With an enthusiastic crowd inside Weldall Manufacturing., Inc. in Waukesha, and a crowd of protesters across the street, Governor Scott Walker and his running mate Lt. Gov. Rebecca Kleefisch formally announced Sunday they were running for re-election.

“I’m pleased, I’m thrilled on behalf of our outstanding Lieutenant Governor Rebecca Kleefisch and I to announce today that Rebecca and I are asking for four more years to serve as your governor and lieutenant governor,” Walker said, before a chant of four more years began.

The theme of the campaign is that, despite the successes of the last seven years, there is still work to be done to move Wisconsin forward.

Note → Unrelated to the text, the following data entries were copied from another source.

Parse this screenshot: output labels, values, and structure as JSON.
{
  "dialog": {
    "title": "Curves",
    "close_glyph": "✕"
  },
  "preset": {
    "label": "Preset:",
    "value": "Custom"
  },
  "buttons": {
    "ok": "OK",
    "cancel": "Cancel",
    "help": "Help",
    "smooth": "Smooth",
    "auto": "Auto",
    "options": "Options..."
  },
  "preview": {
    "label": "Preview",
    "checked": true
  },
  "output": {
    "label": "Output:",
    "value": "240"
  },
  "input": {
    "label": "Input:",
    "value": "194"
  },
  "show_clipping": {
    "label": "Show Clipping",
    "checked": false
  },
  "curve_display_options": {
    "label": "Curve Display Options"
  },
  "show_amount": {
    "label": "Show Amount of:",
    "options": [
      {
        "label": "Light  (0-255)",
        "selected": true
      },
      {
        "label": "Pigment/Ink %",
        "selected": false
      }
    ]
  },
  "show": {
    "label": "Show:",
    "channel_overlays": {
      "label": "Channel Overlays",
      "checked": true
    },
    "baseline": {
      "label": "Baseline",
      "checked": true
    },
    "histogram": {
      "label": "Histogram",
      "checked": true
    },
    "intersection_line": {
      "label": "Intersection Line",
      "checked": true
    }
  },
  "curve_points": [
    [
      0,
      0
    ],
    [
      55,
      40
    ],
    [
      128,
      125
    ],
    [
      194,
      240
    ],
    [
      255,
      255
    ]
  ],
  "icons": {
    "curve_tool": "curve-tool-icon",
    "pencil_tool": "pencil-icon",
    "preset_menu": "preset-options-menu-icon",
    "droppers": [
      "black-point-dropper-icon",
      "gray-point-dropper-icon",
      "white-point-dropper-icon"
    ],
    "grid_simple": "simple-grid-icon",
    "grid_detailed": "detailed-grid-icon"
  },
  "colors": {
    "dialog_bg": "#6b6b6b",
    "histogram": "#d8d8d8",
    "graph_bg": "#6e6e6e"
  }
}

“Today there are more people working than ever before, property and income taxes will be lower in 2018 than they were in 2010, and we’re making historic investments in our classrooms,” Walker said.  “We’ve come a long way together in the fight for hard-working families, but there’s more to be done and I’m ready to keep moving Wisconsin forward with more bold reform.”

Walker was introduced by First Lady Tonette Walker. “With four more years, there’s no limit to where Scott’s leadership can take Wisconsin,” the first lady said. “I’m ready, and I know he’s ready, too.”

Before Tonette Walker spoke, Lt. Gov. Kleefisch addressed the crowd saying after seven years, it was appropriate to bring the crowd some “gifts.” After discarding the idea of bringing flowers for everyone, Kleefisch turned to Walker policies.

“The right thing is that we brought you tax reform,” Kleefisch said. “It feels good to keep more of your own money, doesn’t it?”

Kleefisch also mentioned more spending on K-12 education and job growth, and so hit the three themes that voters will expect to hear over and over again during the election: lower taxes, low unemployment and more investment in school.

Governor Walker’s speech focused on moving the state “forward.”

“We now have more people employed in the state than we ever had in the history of the state of Wisconsin,” Walker said. “We are moving Wisconsin forward.”

Walker also talked about the state’s high graduation rates and ACT scores before talking about the increase in state education spending in the current state budget.

“We’re going to invest more actual dollars in the K through 12 education than ever before,” Walker said. “For our students, we are moving Wisconsin forward.”

Since taking office, Walker told the audience that his administration has reduced taxes by $8 billion, including the elimination of the state property tax. He also touted his tuition freeze, Wisconsin’s top ranking for health care and his plan to drug test welfare recipients.

Walker faces a field of Democrats that are largely considered to be second-tier candidates: state Schools Superintendent Tony Evers, state Sen. Kathleen Vinehout of Alma, state Rep. Dana Wachs of Eau Claire, Milwaukee businessman Andy Gronik, former state Democratic Party Chairman Matt Flynn, and leftwing gadfly Mike McCabe. In addition, Madison Mayor Paul Soglin is expected to announce after the first of the year.

Larry Sabato’s Crystal Ball Report from the University of Virginia Center for Politics currently rates Wisconsin’s 2018 gubernatorial election as “leans Republican.”

Across the street from MetalTek, Voces de la Frontera bused in 300-400 protesters to Waukesha.The group was protesting immigration policy, something governors have very little influence over.